Start of Material provided
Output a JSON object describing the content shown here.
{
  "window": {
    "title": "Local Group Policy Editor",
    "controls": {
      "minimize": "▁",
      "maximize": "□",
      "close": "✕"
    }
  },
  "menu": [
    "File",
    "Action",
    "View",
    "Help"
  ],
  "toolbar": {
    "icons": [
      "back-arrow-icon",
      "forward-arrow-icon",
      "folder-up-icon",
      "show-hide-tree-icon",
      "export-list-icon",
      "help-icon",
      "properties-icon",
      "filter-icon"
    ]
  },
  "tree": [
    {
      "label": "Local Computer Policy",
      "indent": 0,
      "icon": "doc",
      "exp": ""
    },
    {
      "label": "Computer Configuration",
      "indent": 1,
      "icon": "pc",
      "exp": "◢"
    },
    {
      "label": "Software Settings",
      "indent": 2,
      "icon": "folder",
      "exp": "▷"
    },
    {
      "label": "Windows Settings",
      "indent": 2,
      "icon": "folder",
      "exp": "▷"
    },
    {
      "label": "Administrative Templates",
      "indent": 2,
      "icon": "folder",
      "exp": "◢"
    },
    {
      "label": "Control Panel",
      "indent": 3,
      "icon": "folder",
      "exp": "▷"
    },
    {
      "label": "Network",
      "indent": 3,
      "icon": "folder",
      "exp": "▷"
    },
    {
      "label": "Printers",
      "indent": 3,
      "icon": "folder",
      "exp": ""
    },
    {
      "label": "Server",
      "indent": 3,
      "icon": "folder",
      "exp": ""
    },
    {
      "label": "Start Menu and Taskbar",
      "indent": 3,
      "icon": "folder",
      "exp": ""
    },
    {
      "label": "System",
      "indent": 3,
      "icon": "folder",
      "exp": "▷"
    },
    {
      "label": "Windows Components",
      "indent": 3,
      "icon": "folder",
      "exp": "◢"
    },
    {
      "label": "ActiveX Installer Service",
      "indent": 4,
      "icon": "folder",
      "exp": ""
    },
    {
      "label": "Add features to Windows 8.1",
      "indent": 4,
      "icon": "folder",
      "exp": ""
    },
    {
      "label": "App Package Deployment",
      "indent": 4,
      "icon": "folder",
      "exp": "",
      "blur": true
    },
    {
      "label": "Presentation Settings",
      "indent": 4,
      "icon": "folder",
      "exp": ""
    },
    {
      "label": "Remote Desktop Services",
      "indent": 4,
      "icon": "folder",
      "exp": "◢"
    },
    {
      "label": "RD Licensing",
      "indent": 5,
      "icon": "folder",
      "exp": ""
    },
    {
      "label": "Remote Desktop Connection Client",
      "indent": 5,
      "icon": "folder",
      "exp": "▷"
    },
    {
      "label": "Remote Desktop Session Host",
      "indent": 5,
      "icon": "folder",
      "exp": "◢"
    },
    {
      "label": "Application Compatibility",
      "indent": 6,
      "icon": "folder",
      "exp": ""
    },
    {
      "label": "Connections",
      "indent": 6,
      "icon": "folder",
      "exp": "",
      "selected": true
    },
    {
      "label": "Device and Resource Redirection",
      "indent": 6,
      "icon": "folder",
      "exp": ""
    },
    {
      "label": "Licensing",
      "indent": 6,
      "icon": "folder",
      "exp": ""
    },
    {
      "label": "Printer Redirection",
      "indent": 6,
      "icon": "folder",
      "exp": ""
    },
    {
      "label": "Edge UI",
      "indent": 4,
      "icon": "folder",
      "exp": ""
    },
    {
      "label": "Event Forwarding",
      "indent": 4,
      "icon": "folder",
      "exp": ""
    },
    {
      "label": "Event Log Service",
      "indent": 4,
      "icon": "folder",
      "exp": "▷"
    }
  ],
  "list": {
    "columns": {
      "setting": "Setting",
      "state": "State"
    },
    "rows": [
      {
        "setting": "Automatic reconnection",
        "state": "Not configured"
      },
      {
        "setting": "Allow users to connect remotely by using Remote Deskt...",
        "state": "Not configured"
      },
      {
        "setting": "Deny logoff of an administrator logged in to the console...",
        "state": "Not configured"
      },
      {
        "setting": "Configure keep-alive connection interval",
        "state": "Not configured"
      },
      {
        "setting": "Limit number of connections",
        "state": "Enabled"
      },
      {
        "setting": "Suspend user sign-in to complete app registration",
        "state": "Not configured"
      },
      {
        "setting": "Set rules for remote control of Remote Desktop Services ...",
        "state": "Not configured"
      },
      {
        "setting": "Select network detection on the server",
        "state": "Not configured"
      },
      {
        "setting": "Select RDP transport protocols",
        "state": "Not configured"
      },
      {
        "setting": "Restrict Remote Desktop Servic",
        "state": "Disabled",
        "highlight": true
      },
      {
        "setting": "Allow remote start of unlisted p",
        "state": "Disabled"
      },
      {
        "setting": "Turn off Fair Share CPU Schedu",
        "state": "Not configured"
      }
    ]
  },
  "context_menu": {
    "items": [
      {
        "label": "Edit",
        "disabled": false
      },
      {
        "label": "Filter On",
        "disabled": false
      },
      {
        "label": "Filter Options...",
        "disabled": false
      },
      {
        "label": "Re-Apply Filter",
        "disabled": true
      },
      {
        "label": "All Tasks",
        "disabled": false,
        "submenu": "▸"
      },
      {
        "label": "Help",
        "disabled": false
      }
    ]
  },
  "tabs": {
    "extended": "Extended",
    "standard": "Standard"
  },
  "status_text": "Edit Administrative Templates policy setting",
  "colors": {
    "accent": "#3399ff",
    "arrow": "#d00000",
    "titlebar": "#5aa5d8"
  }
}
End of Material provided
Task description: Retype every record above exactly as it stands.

Task response:
Output a JSON object describing the content shown here.
{
  "window": {
    "title": "Local Group Policy Editor",
    "controls": {
      "minimize": "▁",
      "maximize": "□",
      "close": "✕"
    }
  },
  "menu": [
    "File",
    "Action",
    "View",
    "Help"
  ],
  "toolbar": {
    "icons": [
      "back-arrow-icon",
      "forward-arrow-icon",
      "folder-up-icon",
      "show-hide-tree-icon",
      "export-list-icon",
      "help-icon",
      "properties-icon",
      "filter-icon"
    ]
  },
  "tree": [
    {
      "label": "Local Computer Policy",
      "indent": 0,
      "icon": "doc",
      "exp": ""
    },
    {
      "label": "Computer Configuration",
      "indent": 1,
      "icon": "pc",
      "exp": "◢"
    },
    {
      "label": "Software Settings",
      "indent": 2,
      "icon": "folder",
      "exp": "▷"
    },
    {
      "label": "Windows Settings",
      "indent": 2,
      "icon": "folder",
      "exp": "▷"
    },
    {
      "label": "Administrative Templates",
      "indent": 2,
      "icon": "folder",
      "exp": "◢"
    },
    {
      "label": "Control Panel",
      "indent": 3,
      "icon": "folder",
      "exp": "▷"
    },
    {
      "label": "Network",
      "indent": 3,
      "icon": "folder",
      "exp": "▷"
    },
    {
      "label": "Printers",
      "indent": 3,
      "icon": "folder",
      "exp": ""
    },
    {
      "label": "Server",
      "indent": 3,
      "icon": "folder",
      "exp": ""
    },
    {
      "label": "Start Menu and Taskbar",
      "indent": 3,
      "icon": "folder",
      "exp": ""
    },
    {
      "label": "System",
      "indent": 3,
      "icon": "folder",
      "exp": "▷"
    },
    {
      "label": "Windows Components",
      "indent": 3,
      "icon": "folder",
      "exp": "◢"
    },
    {
      "label": "ActiveX Installer Service",
      "indent": 4,
      "icon": "folder",
      "exp": ""
    },
    {
      "label": "Add features to Windows 8.1",
      "indent": 4,
      "icon": "folder",
      "exp": ""
    },
    {
      "label": "App Package Deployment",
      "indent": 4,
      "icon": "folder",
      "exp": "",
      "blur": true
    },
    {
      "label": "Presentation Settings",
      "indent": 4,
      "icon": "folder",
      "exp": ""
    },
    {
      "label": "Remote Desktop Services",
      "indent": 4,
      "icon": "folder",
      "exp": "◢"
    },
    {
      "label": "RD Licensing",
      "indent": 5,
      "icon": "folder",
      "exp": ""
    },
    {
      "label": "Remote Desktop Connection Client",
      "indent": 5,
      "icon": "folder",
      "exp": "▷"
    },
    {
      "label": "Remote Desktop Session Host",
      "indent": 5,
      "icon": "folder",
      "exp": "◢"
    },
    {
      "label": "Application Compatibility",
      "indent": 6,
      "icon": "folder",
      "exp": ""
    },
    {
      "label": "Connections",
      "indent": 6,
      "icon": "folder",
      "exp": "",
      "selected": true
    },
    {
      "label": "Device and Resource Redirection",
      "indent": 6,
      "icon": "folder",
      "exp": ""
    },
    {
      "label": "Licensing",
      "indent": 6,
      "icon": "folder",
      "exp": ""
    },
    {
      "label": "Printer Redirection",
      "indent": 6,
      "icon": "folder",
      "exp": ""
    },
    {
      "label": "Edge UI",
      "indent": 4,
      "icon": "folder",
      "exp": ""
    },
    {
      "label": "Event Forwarding",
      "indent": 4,
      "icon": "folder",
      "exp": ""
    },
    {
      "label": "Event Log Service",
      "indent": 4,
      "icon": "folder",
      "exp": "▷"
    }
  ],
  "list": {
    "columns": {
      "setting": "Setting",
      "state": "State"
    },
    "rows": [
      {
        "setting": "Automatic reconnection",
        "state": "Not configured"
      },
      {
        "setting": "Allow users to connect remotely by using Remote Deskt...",
        "state": "Not configured"
      },
      {
        "setting": "Deny logoff of an administrator logged in to the console...",
        "state": "Not configured"
      },
      {
        "setting": "Configure keep-alive connection interval",
        "state": "Not configured"
      },
      {
        "setting": "Limit number of connections",
        "state": "Enabled"
      },
      {
        "setting": "Suspend user sign-in to complete app registration",
        "state": "Not configured"
      },
      {
        "setting": "Set rules for remote control of Remote Desktop Services ...",
        "state": "Not configured"
      },
      {
        "setting": "Select network detection on the server",
        "state": "Not configured"
      },
      {
        "setting": "Select RDP transport protocols",
        "state": "Not configured"
      },
      {
        "setting": "Restrict Remote Desktop Servic",
        "state": "Disabled",
        "highlight": true
      },
      {
        "setting": "Allow remote start of unlisted p",
        "state": "Disabled"
      },
      {
        "setting": "Turn off Fair Share CPU Schedu",
        "state": "Not configured"
      }
    ]
  },
  "context_menu": {
    "items": [
      {
        "label": "Edit",
        "disabled": false
      },
      {
        "label": "Filter On",
        "disabled": false
      },
      {
        "label": "Filter Options...",
        "disabled": false
      },
      {
        "label": "Re-Apply Filter",
        "disabled": true
      },
      {
        "label": "All Tasks",
        "disabled": false,
        "submenu": "▸"
      },
      {
        "label": "Help",
        "disabled": false
      }
    ]
  },
  "tabs": {
    "extended": "Extended",
    "standard": "Standard"
  },
  "status_text": "Edit Administrative Templates policy setting",
  "colors": {
    "accent": "#3399ff",
    "arrow": "#d00000",
    "titlebar": "#5aa5d8"
  }
}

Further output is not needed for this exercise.